In the listing below, find each line containing "true" and report it.

==== Given data

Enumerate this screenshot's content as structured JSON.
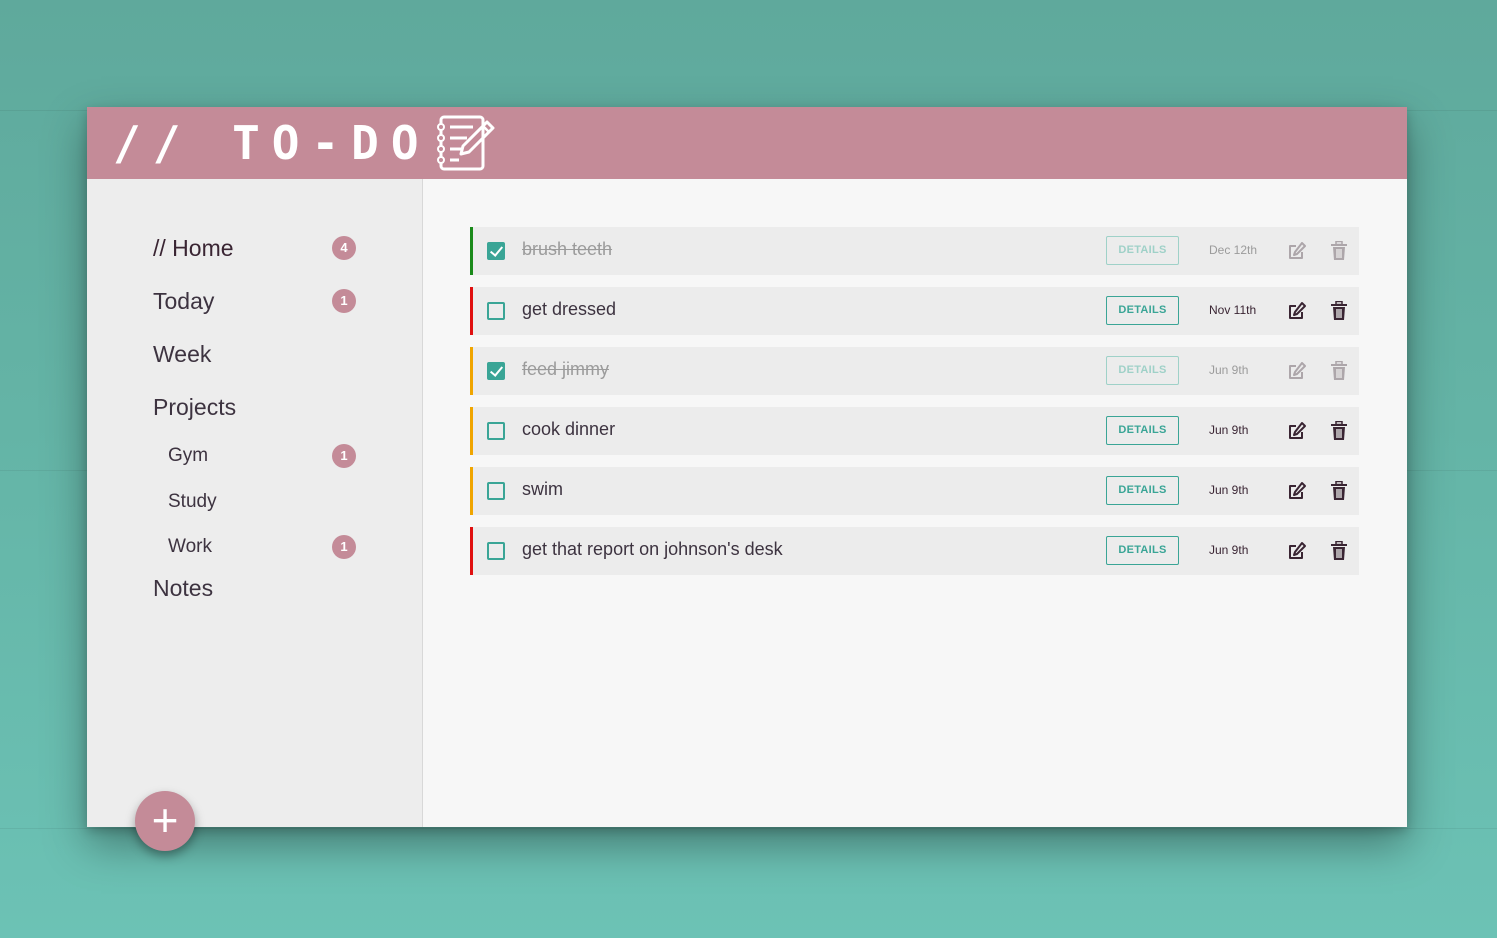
{
  "app": {
    "title": "// TO-DO",
    "logo_icon": "notepad-pencil-icon"
  },
  "colors": {
    "accent": "#c48b98",
    "teal": "#3aa596",
    "priority_low": "#1a8a1a",
    "priority_medium": "#f0a500",
    "priority_high": "#e01010"
  },
  "sidebar": {
    "home": {
      "label": "// Home",
      "count": "4"
    },
    "today": {
      "label": "Today",
      "count": "1"
    },
    "week": {
      "label": "Week"
    },
    "projects": {
      "label": "Projects",
      "items": [
        {
          "label": "Gym",
          "count": "1"
        },
        {
          "label": "Study",
          "count": ""
        },
        {
          "label": "Work",
          "count": "1"
        }
      ]
    },
    "notes": {
      "label": "Notes"
    },
    "add_button": "+"
  },
  "tasks": [
    {
      "title": "brush teeth",
      "done": true,
      "priority": "low",
      "details_label": "DETAILS",
      "date": "Dec 12th"
    },
    {
      "title": "get dressed",
      "done": false,
      "priority": "high",
      "details_label": "DETAILS",
      "date": "Nov 11th"
    },
    {
      "title": "feed jimmy",
      "done": true,
      "priority": "medium",
      "details_label": "DETAILS",
      "date": "Jun 9th"
    },
    {
      "title": "cook dinner",
      "done": false,
      "priority": "medium",
      "details_label": "DETAILS",
      "date": "Jun 9th"
    },
    {
      "title": "swim",
      "done": false,
      "priority": "medium",
      "details_label": "DETAILS",
      "date": "Jun 9th"
    },
    {
      "title": "get that report on johnson's desk",
      "done": false,
      "priority": "high",
      "details_label": "DETAILS",
      "date": "Jun 9th"
    }
  ]
}
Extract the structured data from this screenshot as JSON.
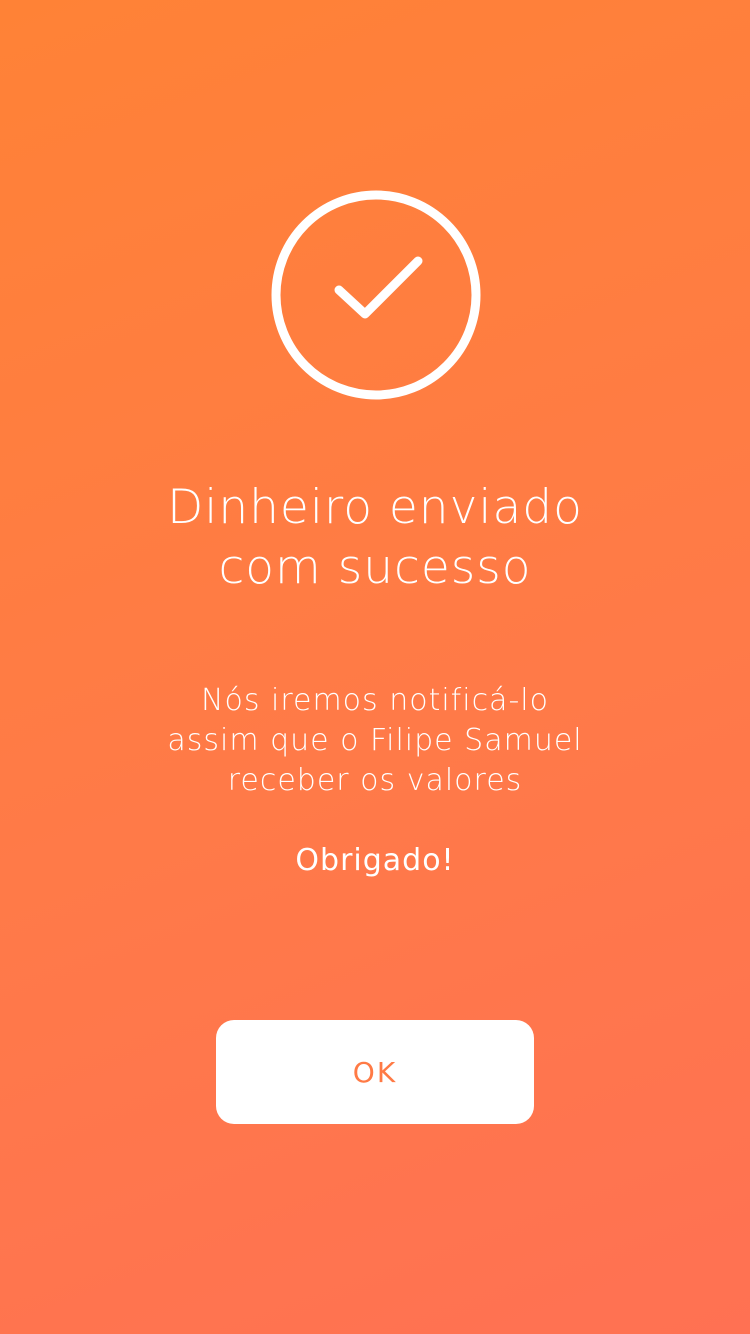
{
  "icon": {
    "name": "check-circle-icon",
    "color": "#FFFFFF"
  },
  "title": {
    "line1": "Dinheiro enviado",
    "line2": "com sucesso"
  },
  "message": {
    "line1": "Nós iremos notificá-lo",
    "line2": "assim que o Filipe Samuel",
    "line3": "receber os valores"
  },
  "thanks": "Obrigado!",
  "ok_button": {
    "label": "OK"
  },
  "colors": {
    "background_start": "#FF8236",
    "background_end": "#FF7153",
    "accent_text": "#FF7A45",
    "button_bg": "#FFFFFF",
    "foreground": "#FFFFFF"
  }
}
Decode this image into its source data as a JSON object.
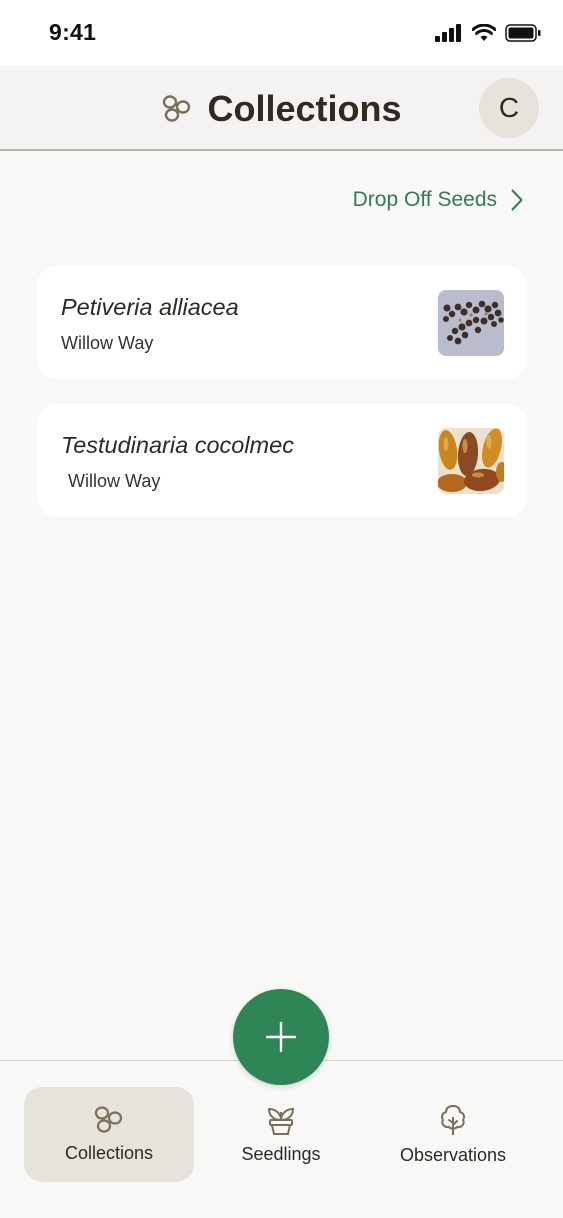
{
  "status_bar": {
    "time": "9:41"
  },
  "header": {
    "title": "Collections",
    "avatar_initial": "C"
  },
  "drop_off": {
    "label": "Drop Off Seeds"
  },
  "collections": [
    {
      "species": "Petiveria alliacea",
      "location": "Willow Way"
    },
    {
      "species": "Testudinaria cocolmec",
      "location": "Willow Way"
    }
  ],
  "tabs": [
    {
      "label": "Collections",
      "active": true
    },
    {
      "label": "Seedlings",
      "active": false
    },
    {
      "label": "Observations",
      "active": false
    }
  ],
  "colors": {
    "accent": "#2e8555",
    "link": "#2e7d53",
    "active_tab": "#e6e3dc",
    "icon": "#7a6f5a"
  }
}
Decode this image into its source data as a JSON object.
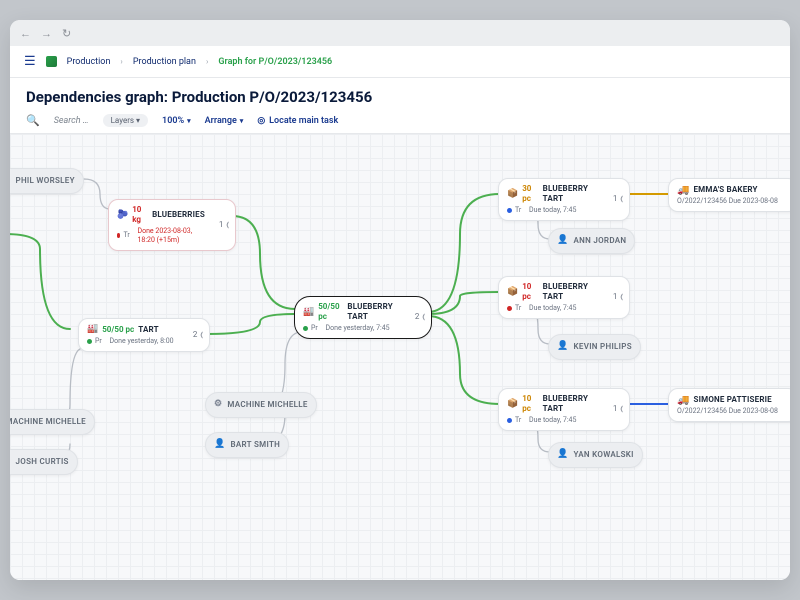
{
  "browser": {
    "back": "←",
    "fwd": "→",
    "reload": "↻"
  },
  "crumbs": {
    "c1": "Production",
    "c2": "Production plan",
    "c3": "Graph for P/O/2023/123456"
  },
  "title": "Dependencies graph: Production P/O/2023/123456",
  "toolbar": {
    "search": "Search …",
    "layers": "Layers",
    "zoom": "100%",
    "arrange": "Arrange",
    "locate": "Locate main task"
  },
  "people": {
    "phil": "PHIL WORSLEY",
    "michelle": "MACHINE MICHELLE",
    "josh": "JOSH CURTIS",
    "bart": "BART SMITH",
    "michelle2": "MACHINE MICHELLE",
    "ann": "ANN JORDAN",
    "kevin": "KEVIN PHILIPS",
    "yan": "YAN KOWALSKI"
  },
  "tasks": {
    "blue": {
      "qty": "10 kg",
      "name": "BLUEBERRIES",
      "pre": "Tr",
      "sub": "Done 2023-08-03, 18:20 (+15m)",
      "count": "1"
    },
    "tart": {
      "qty": "50/50 pc",
      "name": "TART",
      "pre": "Pr",
      "sub": "Done yesterday, 8:00",
      "count": "2"
    },
    "main": {
      "qty": "50/50 pc",
      "name": "BLUEBERRY TART",
      "pre": "Pr",
      "sub": "Done yesterday, 7:45",
      "count": "2"
    },
    "bt1": {
      "qty": "30 pc",
      "name": "BLUEBERRY TART",
      "pre": "Tr",
      "sub": "Due today, 7:45",
      "count": "1"
    },
    "bt2": {
      "qty": "10 pc",
      "name": "BLUEBERRY TART",
      "pre": "Tr",
      "sub": "Due today, 7:45",
      "count": "1"
    },
    "bt3": {
      "qty": "10 pc",
      "name": "BLUEBERRY TART",
      "pre": "Tr",
      "sub": "Due today, 7:45",
      "count": "1"
    }
  },
  "dest": {
    "emma": {
      "name": "EMMA'S BAKERY",
      "meta": "O/2022/123456   Due 2023-08-08"
    },
    "simone": {
      "name": "SIMONE PATTISERIE",
      "meta": "O/2022/123456   Due 2023-08-08"
    }
  },
  "glyph": {
    "expand": "⦅"
  }
}
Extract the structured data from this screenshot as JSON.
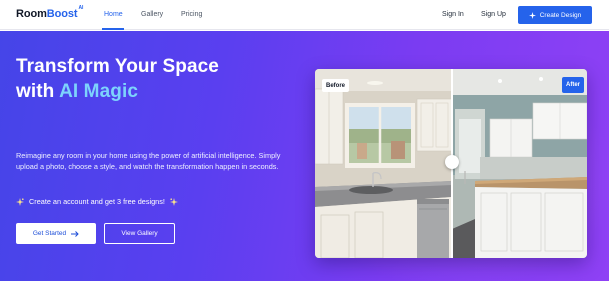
{
  "brand": {
    "name_part1": "Room",
    "name_part2": "Boost",
    "badge": "AI"
  },
  "nav": {
    "links": [
      {
        "label": "Home",
        "active": true
      },
      {
        "label": "Gallery",
        "active": false
      },
      {
        "label": "Pricing",
        "active": false
      }
    ],
    "sign_in": "Sign In",
    "sign_up": "Sign Up",
    "cta": "Create Design"
  },
  "hero": {
    "headline_line1": "Transform Your Space",
    "headline_line2_prefix": "with",
    "headline_line2_accent": "AI Magic",
    "description": "Reimagine any room in your home using the power of artificial intelligence. Simply upload a photo, choose a style, and watch the transformation happen in seconds.",
    "promo": "Create an account and get 3 free designs!",
    "primary_button": "Get Started",
    "secondary_button": "View Gallery"
  },
  "comparison": {
    "before_label": "Before",
    "after_label": "After",
    "slider_position_fraction": 0.5
  },
  "colors": {
    "primary": "#2563eb",
    "hero_gradient_start": "#4545e8",
    "hero_gradient_end": "#8f41f5",
    "headline_accent": "#7dd3fc"
  },
  "icons": {
    "cta": "sparkle-icon",
    "promo": "sparkle-icon",
    "primary_button": "arrow-right-icon"
  }
}
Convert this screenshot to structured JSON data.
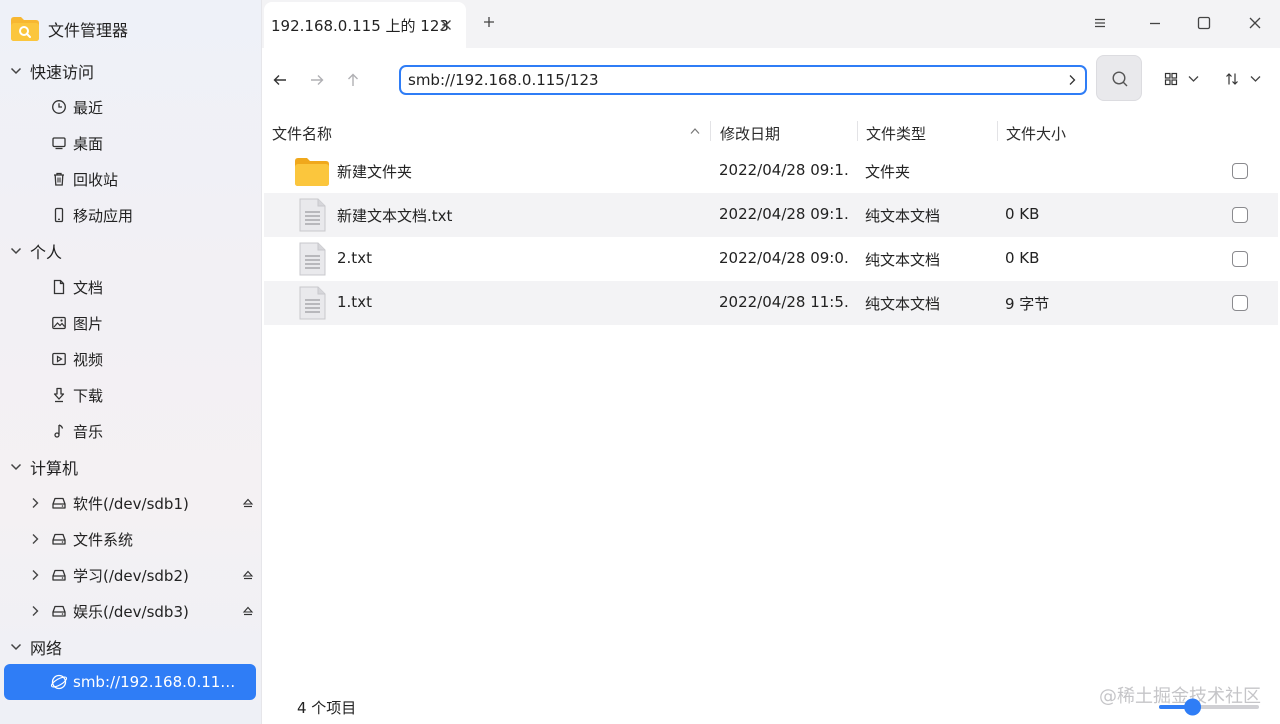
{
  "app": {
    "title": "文件管理器"
  },
  "tabs": [
    {
      "label": "192.168.0.115 上的 123"
    }
  ],
  "address": {
    "value": "smb://192.168.0.115/123"
  },
  "sidebar": {
    "groups": [
      {
        "label": "快速访问",
        "items": [
          {
            "label": "最近",
            "icon": "clock-icon"
          },
          {
            "label": "桌面",
            "icon": "desktop-icon"
          },
          {
            "label": "回收站",
            "icon": "trash-icon"
          },
          {
            "label": "移动应用",
            "icon": "phone-icon"
          }
        ]
      },
      {
        "label": "个人",
        "items": [
          {
            "label": "文档",
            "icon": "document-icon"
          },
          {
            "label": "图片",
            "icon": "image-icon"
          },
          {
            "label": "视频",
            "icon": "video-icon"
          },
          {
            "label": "下载",
            "icon": "download-icon"
          },
          {
            "label": "音乐",
            "icon": "music-icon"
          }
        ]
      },
      {
        "label": "计算机",
        "items": [
          {
            "label": "软件(/dev/sdb1)",
            "icon": "disk-icon"
          },
          {
            "label": "文件系统",
            "icon": "disk-icon"
          },
          {
            "label": "学习(/dev/sdb2)",
            "icon": "disk-icon"
          },
          {
            "label": "娱乐(/dev/sdb3)",
            "icon": "disk-icon"
          }
        ]
      },
      {
        "label": "网络",
        "items": [
          {
            "label": "smb://192.168.0.11…",
            "icon": "network-share-icon",
            "active": true
          }
        ]
      }
    ]
  },
  "columns": {
    "name": "文件名称",
    "modified": "修改日期",
    "type": "文件类型",
    "size": "文件大小"
  },
  "files": [
    {
      "name": "新建文件夹",
      "modified": "2022/04/28 09:1…",
      "type": "文件夹",
      "size": "",
      "icon": "folder-icon"
    },
    {
      "name": "新建文本文档.txt",
      "modified": "2022/04/28 09:1…",
      "type": "纯文本文档",
      "size": "0 KB",
      "icon": "text-file-icon"
    },
    {
      "name": "2.txt",
      "modified": "2022/04/28 09:0…",
      "type": "纯文本文档",
      "size": "0 KB",
      "icon": "text-file-icon"
    },
    {
      "name": "1.txt",
      "modified": "2022/04/28 11:5…",
      "type": "纯文本文档",
      "size": "9 字节",
      "icon": "text-file-icon"
    }
  ],
  "status": {
    "count": "4 个项目"
  },
  "zoom": {
    "level": 0.3
  },
  "watermark": "@稀土掘金技术社区",
  "colors": {
    "accent": "#2f7df6",
    "folder": "#f7b731"
  }
}
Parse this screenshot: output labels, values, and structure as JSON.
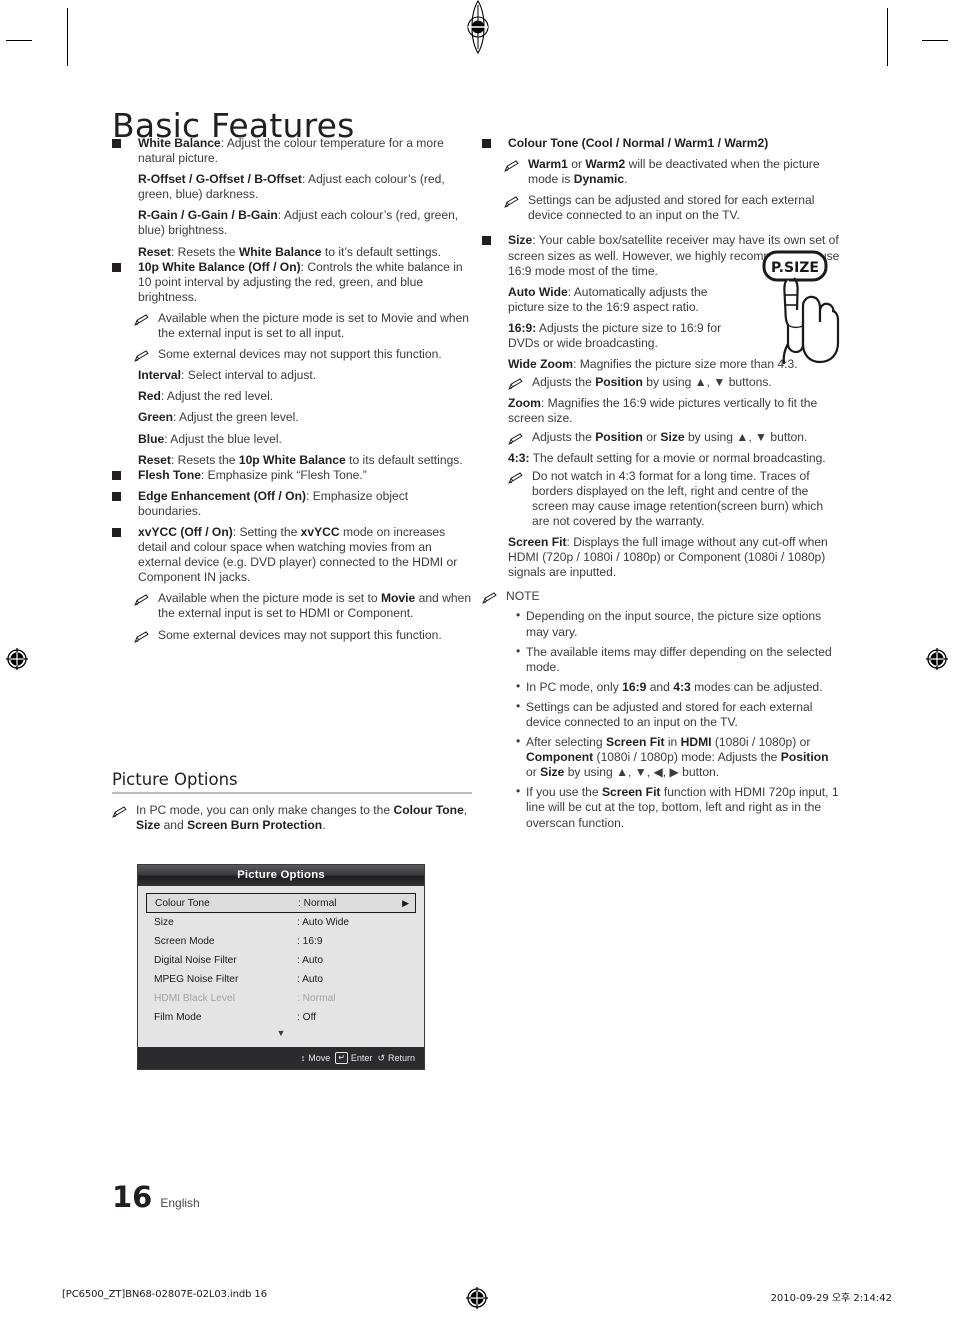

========

● Answer section
      "done": true,
      "done": true,
      "active": true
        "active": true
            "active": true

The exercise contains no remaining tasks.